Materials provided:
⟨

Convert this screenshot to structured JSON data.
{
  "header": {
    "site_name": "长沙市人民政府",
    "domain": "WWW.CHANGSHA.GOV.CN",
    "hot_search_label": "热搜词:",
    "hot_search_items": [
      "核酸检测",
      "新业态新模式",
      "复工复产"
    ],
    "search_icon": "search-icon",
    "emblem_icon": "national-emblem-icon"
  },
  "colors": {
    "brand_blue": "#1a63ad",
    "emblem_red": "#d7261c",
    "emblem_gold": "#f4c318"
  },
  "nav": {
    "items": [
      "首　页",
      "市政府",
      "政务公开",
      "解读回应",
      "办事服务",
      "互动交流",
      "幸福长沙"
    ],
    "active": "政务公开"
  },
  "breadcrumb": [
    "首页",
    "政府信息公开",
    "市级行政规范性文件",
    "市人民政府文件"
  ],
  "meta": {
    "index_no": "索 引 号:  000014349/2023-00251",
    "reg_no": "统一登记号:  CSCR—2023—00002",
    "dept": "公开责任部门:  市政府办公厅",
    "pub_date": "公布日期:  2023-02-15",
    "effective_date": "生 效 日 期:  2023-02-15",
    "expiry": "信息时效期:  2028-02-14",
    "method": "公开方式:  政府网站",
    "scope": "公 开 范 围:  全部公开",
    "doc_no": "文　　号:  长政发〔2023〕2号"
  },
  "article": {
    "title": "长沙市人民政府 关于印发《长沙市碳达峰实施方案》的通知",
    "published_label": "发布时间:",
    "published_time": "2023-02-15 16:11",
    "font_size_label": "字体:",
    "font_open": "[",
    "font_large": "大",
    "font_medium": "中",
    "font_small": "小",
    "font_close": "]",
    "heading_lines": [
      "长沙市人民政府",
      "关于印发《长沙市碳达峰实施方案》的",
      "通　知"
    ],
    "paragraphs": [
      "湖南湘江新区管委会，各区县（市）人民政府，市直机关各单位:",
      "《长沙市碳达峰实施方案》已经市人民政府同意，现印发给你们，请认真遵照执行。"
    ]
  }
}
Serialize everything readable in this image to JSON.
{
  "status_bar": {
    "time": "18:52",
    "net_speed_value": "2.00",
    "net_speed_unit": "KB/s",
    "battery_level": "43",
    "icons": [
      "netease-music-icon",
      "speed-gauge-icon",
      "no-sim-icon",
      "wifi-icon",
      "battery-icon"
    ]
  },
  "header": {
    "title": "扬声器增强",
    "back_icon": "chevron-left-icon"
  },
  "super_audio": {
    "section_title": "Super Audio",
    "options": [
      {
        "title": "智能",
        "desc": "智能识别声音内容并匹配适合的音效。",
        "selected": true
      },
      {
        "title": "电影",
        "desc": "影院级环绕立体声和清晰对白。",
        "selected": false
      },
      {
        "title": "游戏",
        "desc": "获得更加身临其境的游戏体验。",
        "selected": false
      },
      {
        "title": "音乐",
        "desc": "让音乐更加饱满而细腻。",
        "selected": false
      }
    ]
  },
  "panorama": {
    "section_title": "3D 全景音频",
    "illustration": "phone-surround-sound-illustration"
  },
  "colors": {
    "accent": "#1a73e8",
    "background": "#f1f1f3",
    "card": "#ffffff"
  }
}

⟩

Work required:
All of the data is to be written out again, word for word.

Response:
Convert this screenshot to structured JSON data.
{
  "header": {
    "site_name": "长沙市人民政府",
    "domain": "WWW.CHANGSHA.GOV.CN",
    "hot_search_label": "热搜词:",
    "hot_search_items": [
      "核酸检测",
      "新业态新模式",
      "复工复产"
    ],
    "search_icon": "search-icon",
    "emblem_icon": "national-emblem-icon"
  },
  "colors": {
    "brand_blue": "#1a63ad",
    "emblem_red": "#d7261c",
    "emblem_gold": "#f4c318"
  },
  "nav": {
    "items": [
      "首　页",
      "市政府",
      "政务公开",
      "解读回应",
      "办事服务",
      "互动交流",
      "幸福长沙"
    ],
    "active": "政务公开"
  },
  "breadcrumb": [
    "首页",
    "政府信息公开",
    "市级行政规范性文件",
    "市人民政府文件"
  ],
  "meta": {
    "index_no": "索 引 号:  000014349/2023-00251",
    "reg_no": "统一登记号:  CSCR—2023—00002",
    "dept": "公开责任部门:  市政府办公厅",
    "pub_date": "公布日期:  2023-02-15",
    "effective_date": "生 效 日 期:  2023-02-15",
    "expiry": "信息时效期:  2028-02-14",
    "method": "公开方式:  政府网站",
    "scope": "公 开 范 围:  全部公开",
    "doc_no": "文　　号:  长政发〔2023〕2号"
  },
  "article": {
    "title": "长沙市人民政府 关于印发《长沙市碳达峰实施方案》的通知",
    "published_label": "发布时间:",
    "published_time": "2023-02-15 16:11",
    "font_size_label": "字体:",
    "font_open": "[",
    "font_large": "大",
    "font_medium": "中",
    "font_small": "小",
    "font_close": "]",
    "heading_lines": [
      "长沙市人民政府",
      "关于印发《长沙市碳达峰实施方案》的",
      "通　知"
    ],
    "paragraphs": [
      "湖南湘江新区管委会，各区县（市）人民政府，市直机关各单位:",
      "《长沙市碳达峰实施方案》已经市人民政府同意，现印发给你们，请认真遵照执行。"
    ]
  }
}
Serialize everything readable in this image to JSON.
{
  "status_bar": {
    "time": "18:52",
    "net_speed_value": "2.00",
    "net_speed_unit": "KB/s",
    "battery_level": "43",
    "icons": [
      "netease-music-icon",
      "speed-gauge-icon",
      "no-sim-icon",
      "wifi-icon",
      "battery-icon"
    ]
  },
  "header": {
    "title": "扬声器增强",
    "back_icon": "chevron-left-icon"
  },
  "super_audio": {
    "section_title": "Super Audio",
    "options": [
      {
        "title": "智能",
        "desc": "智能识别声音内容并匹配适合的音效。",
        "selected": true
      },
      {
        "title": "电影",
        "desc": "影院级环绕立体声和清晰对白。",
        "selected": false
      },
      {
        "title": "游戏",
        "desc": "获得更加身临其境的游戏体验。",
        "selected": false
      },
      {
        "title": "音乐",
        "desc": "让音乐更加饱满而细腻。",
        "selected": false
      }
    ]
  },
  "panorama": {
    "section_title": "3D 全景音频",
    "illustration": "phone-surround-sound-illustration"
  },
  "colors": {
    "accent": "#1a73e8",
    "background": "#f1f1f3",
    "card": "#ffffff"
  }
}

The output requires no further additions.